I noticed the Anhinga was still there, now drying her wings in the light breeze. And letting her latest catch, the drama of which I had obviously missed, go down smoothly.
Suddenly I heard friendly osprey speak in the sky. Mama Sandy was flying above the marsh with Papa Stanley. Yes! Both of them were around and seemed to be doing fine.
I discovered there was a third Osprey flying with them too. One with slightly orange-colored eyes and white tips on the flying feathers. A juvenile.
I looked at all the pictures I snapped of this young Osprey, and while I can’t be absolutely sure, I think it might have been Lady Cawcaw! She was discussing something with her papa. Maybe getting tips on good fishing spots. That’s when Papa Stanley’s gift arrived. A beautiful flight feather came dangling down and landed on the grass just a few feet from where I was standing. I picked it up. And now have this 14 inches long ‘treasure’ in a small vase in my office, his molting gift.

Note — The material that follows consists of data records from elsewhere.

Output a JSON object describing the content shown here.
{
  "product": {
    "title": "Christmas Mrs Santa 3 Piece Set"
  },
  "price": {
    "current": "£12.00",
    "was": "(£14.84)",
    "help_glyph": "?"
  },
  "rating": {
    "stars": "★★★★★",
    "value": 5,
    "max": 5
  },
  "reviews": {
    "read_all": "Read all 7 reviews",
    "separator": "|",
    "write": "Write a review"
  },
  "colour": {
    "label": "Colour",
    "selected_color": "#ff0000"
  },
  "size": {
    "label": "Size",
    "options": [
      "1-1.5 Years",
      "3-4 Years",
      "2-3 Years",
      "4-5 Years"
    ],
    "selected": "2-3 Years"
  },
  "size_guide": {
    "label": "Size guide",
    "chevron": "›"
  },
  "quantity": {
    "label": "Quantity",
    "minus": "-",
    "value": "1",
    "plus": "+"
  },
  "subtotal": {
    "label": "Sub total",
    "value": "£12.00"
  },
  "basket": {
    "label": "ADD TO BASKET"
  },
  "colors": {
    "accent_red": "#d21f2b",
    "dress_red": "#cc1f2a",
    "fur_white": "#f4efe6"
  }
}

While I was watching the Ospreys, Miss Rosa had decided it was time for breakfast. She had come out from her hideout and was looking for food.
And the Reddish Egret had recovered from our first meeting and was hunting again with great determination.
I was delighted by the reception orchestrated by the salt marsh residents. So many of them were present on that beautiful morning last Saturday.
It may take a few days before we see such a glorious sunrise again as we are currently bracing for the impacts from a high grade tropical storm, hopefully not a hurricane, expected to brush our area tomorrow night and Thursday. I am hoping all our feathered friends will find shelter to keep them safe. Greetings from all of us.